Mortality rates look at the number of people who die relative to the size and age of the population at any one time, and give a general measure of the health of that population. One variant is to look at the subset of deaths ‘amenable to healthcare’ which is based on premature deaths (under age 75) for a list of diseases where it is believed that effective and timely health care can reduce the chances of somebody dying. In both cases, it has been recognised for a long time that people who live in more affluent areas, or more affluent social groups, have better health and this can be seen in terms of the lower mortality rates in more affluent areas.

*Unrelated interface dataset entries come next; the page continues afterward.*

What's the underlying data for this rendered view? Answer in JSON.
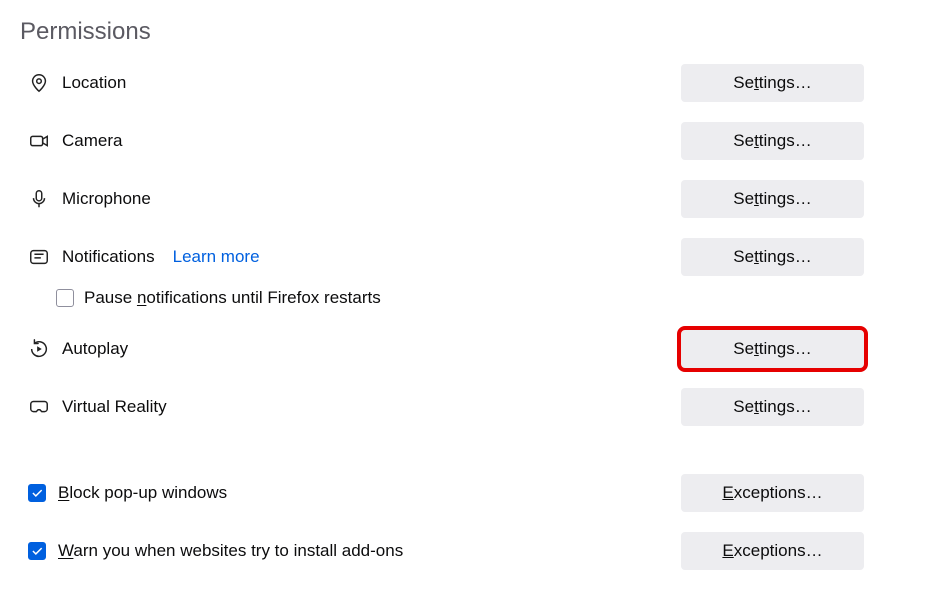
{
  "section_title": "Permissions",
  "items": {
    "location": {
      "label": "Location",
      "button": "Settings…"
    },
    "camera": {
      "label": "Camera",
      "button": "Settings…"
    },
    "microphone": {
      "label": "Microphone",
      "button": "Settings…"
    },
    "notifications": {
      "label": "Notifications",
      "learn_more": "Learn more",
      "button": "Settings…"
    },
    "pause_notifications": {
      "label_pre": "Pause ",
      "label_accel": "n",
      "label_post": "otifications until Firefox restarts",
      "checked": false
    },
    "autoplay": {
      "label": "Autoplay",
      "button": "Settings…",
      "highlighted": true
    },
    "virtual_reality": {
      "label": "Virtual Reality",
      "button": "Settings…"
    },
    "block_popups": {
      "label_accel": "B",
      "label_post": "lock pop-up windows",
      "checked": true,
      "button_accel": "E",
      "button_post": "xceptions…"
    },
    "warn_addons": {
      "label_accel": "W",
      "label_post": "arn you when websites try to install add-ons",
      "checked": true,
      "button_accel": "E",
      "button_post": "xceptions…"
    }
  },
  "button_settings_pre": "Se",
  "button_settings_accel": "t",
  "button_settings_post": "tings…"
}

Data are based on latest revisions of Office for National Statistics (ONS) population estimates for the respective years. Numerators are the total number of deaths in specific age groups, or number of deaths judged to be amenable to health care, as appropriate (HSCIC 2013). Amenability to health care is based on the original underlying cause of death, and being aged under 75. Denominators are 2011 census based mid-year population estimates for the respective calendar years. Mortality amenable to health care only considers populations aged 0 to 74.